In the opening minutes of Take This Waltz, the movie's young protagonist comments that she doesn’t like "being in between things." Mmm. Even when life is good, it's a long, hard slog toward happily ever after. Director-writer Sarah Polley's condescension-free drama presents a stirring, searing portrait of a woman destined for disappointment.
Margot (Michelle Williams) is married to Lou (Seth Rogen), a likable cookbook writer whose specialty is chicken dishes. The couple lives in a charming house in a trendy, colorful Toronto neighborhood. They seem happy together, though after five years of marriage complacency has set in: eating in front of the TV, going to the bathroom together. In short, they're like everybody else.
After a business trip, Margot isn't so sure. She ran into a handsome, confident stranger (Luke Kirby) whom she ended up sitting next to on the plane ride home. The shameless flirting continued when they shared a cab. Before exiting, she put an end to the fantasy sabbatical. "I'm married," she says. "It's too bad," Daniel responds, "because I live here."
A week ago, Margot didn't know Daniel, an artist and rickshaw operator, existed. Now, he's everywhere. She gets up early to go food shopping and runs into him getting ready for work. He invites her to his place for coffee. "You seem restless, not now but in a kind of permanent way," he says. She talks of being suddenly sad when she submits to the beauty of the everyday. Daniel suggests that those feelings come from something less abstract. His directness is a warning to Margot—stay away—that she misses. Perhaps she only sees positive messages in allegories. In any case, she becomes hopelessly enamored with Daniel.

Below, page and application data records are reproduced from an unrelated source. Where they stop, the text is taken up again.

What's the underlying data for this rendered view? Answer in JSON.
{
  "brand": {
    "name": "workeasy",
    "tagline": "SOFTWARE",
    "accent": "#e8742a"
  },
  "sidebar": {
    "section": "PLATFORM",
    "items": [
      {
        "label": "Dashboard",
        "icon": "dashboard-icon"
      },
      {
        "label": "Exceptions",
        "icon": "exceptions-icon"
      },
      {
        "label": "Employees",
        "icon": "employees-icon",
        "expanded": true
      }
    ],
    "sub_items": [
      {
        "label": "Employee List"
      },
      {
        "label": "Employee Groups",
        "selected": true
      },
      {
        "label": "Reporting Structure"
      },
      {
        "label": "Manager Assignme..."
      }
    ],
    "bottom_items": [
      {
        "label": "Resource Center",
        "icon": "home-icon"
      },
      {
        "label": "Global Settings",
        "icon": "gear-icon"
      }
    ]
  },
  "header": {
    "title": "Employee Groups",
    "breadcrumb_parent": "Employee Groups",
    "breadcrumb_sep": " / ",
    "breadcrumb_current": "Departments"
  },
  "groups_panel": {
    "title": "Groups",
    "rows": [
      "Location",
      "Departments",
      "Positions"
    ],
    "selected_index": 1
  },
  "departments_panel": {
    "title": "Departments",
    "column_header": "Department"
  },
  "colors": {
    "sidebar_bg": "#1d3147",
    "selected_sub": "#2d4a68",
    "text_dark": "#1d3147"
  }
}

Thanks to Polley's confidence with the material, Margot isn't a dope or a victim. She's just hopelessly naïve. When she snuggles against Lou while he's cooking, she takes his rebuke seriously, not thinking that he might be too busy. Lou, moody and gruff, could be more affectionate, but he's a good man. He would come around sooner if Margot took initiative, which explains her infatuation with Daniel. He's always there. He shows up at a ridiculous aqua aerobics class, where a laughing jag causes Margot to pee in the pool. He talks dirty to her when they meet for martinis afterward. But she must commit to leaving Lou. She can't imagine eliminating her possibilities; the concept of could-have-been paralyzes her. The grass is greener everywhere. "It's [time] for you to do something," Daniel tells her, "not me." Believe it or not, Daniel is the movie's voice of reason, and his intentions with Margot aren't exactly noble.
Margot is not a particularly likable character, but Williams makes us care about her. The actress can worm inside the skin of sad souls (Blue Valentine, My Week with Marilyn) and bring out their despair with painful, poignant subtlety. Her work in Take This Waltz pads the resume. No one creates more impact with less histrionics than Williams; her use of expressions to convey everyday despair always amazes me. Rogen dampens his sarcasm to deliver a sympathetic performance that doesn’t wilt against Williams's ill-advised yearning. Kirby manages to be predator-like and dignified in his courtship. The biggest surprise here is Sarah Silverman. The comedian uses her bite to compelling effect as Margot's sister-in-law, who is a clear-eyed realist even when she's drunk.
Polley doesn't fashion an I-told-you-so retort to every Kate Hudson movie as much as show that marriage is not a lifelong stretch of bliss. Sometimes it's boring. Sometimes it's fun. Occasionally there will be an argument…or no dialogue whatsoever. A handsome, artsy neighbor whom you see everywhere and a few sexless nights don't necessitate wholesale change. Movies frequently advise that breaking free from a cycle of blandness will lead to unimagined happiness. According to Polley (Away from Her), it's not that simple. It's easier, perfectly OK even, to revel in possibilities. Polley, in fact, presents Margot with multiple opportunities to opt for the lovely realm of what-if. It's a sign of how good Take This Waltz is that we pray Margot sees what Polley does—that all couples, regardless of how intoxicating their initial attraction, are together in the same way. [R]